Summary for Lay Audience
Too much sitting is related to premature death, as well as numerous chronic diseases, including fatal and non-fatal heart disease, type 2 diabetes, certain types of cancer, and metabolic problems. Strategies to reduce sitting time among office workers who are an at-risk population for high levels of sitting are needed. The main objective of this dissertation was to contribute to the body of knowledge surrounding theory-based health promotion strategies targeting sitting time among office working adults. First, the literature on whether cognitive and motivational factors (i.e., attitudes, social norms, confidence, intentions, habits, values) influence sitting time was examined (study 1, chapter 2). Findings highlighted important cognitive and motivational factors that are related to how much time individuals spend sitting, which should be targeted in health promotion efforts to reduce sitting. Using a prominent health promotion theory, study 2 (chapter 3) demonstrated that health and diabetes information related to too much sitting can motivate office workers to reduce their daily sitting time. Then, study 3 (chapter 4) showed that providing office workers with a counselling session (encouraging them to form individualized plans to reduce their sitting time), followed by daily text messages is an effective strategy to reduce workplace sitting time and increase time spent standing, and stretching in office workers. Finally, study 3 (chapter 4) also revealed that reductions in sitting time can lead to improvements in office workers’ perceived emotional well-being and role limitations due to emotional health problems.

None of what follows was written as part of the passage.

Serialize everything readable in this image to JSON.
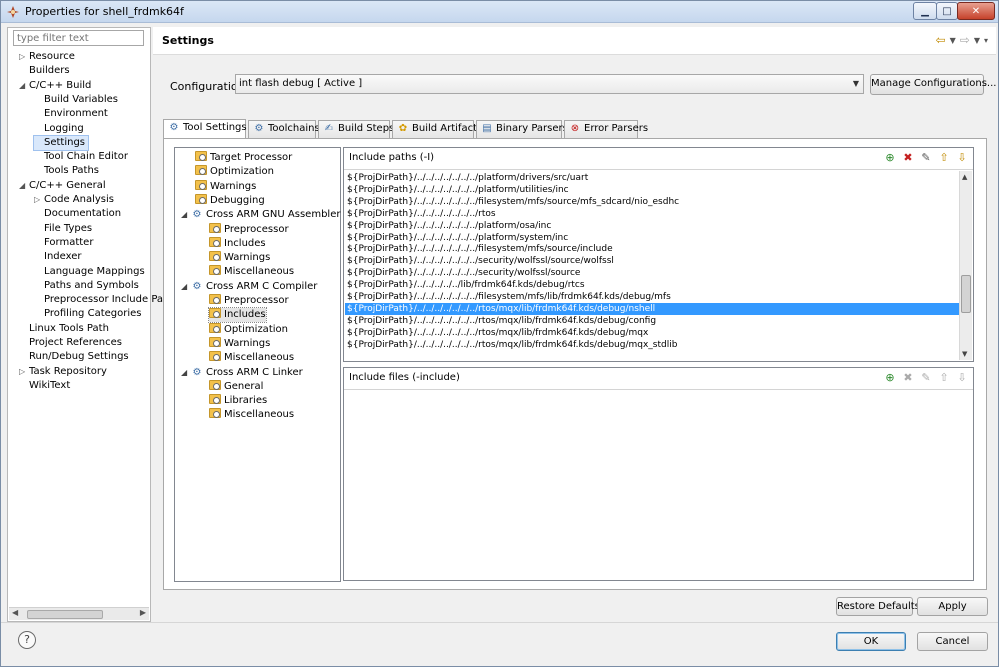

Rollo, Andrew Scott, "Using the Health Action Process Approach (HAPA) to understand and change sedentary behaviour in office workers: Effects on motivation, behaviour, and health outcomes" (2019). Electronic Thesis and Dissertation Repository. 6393.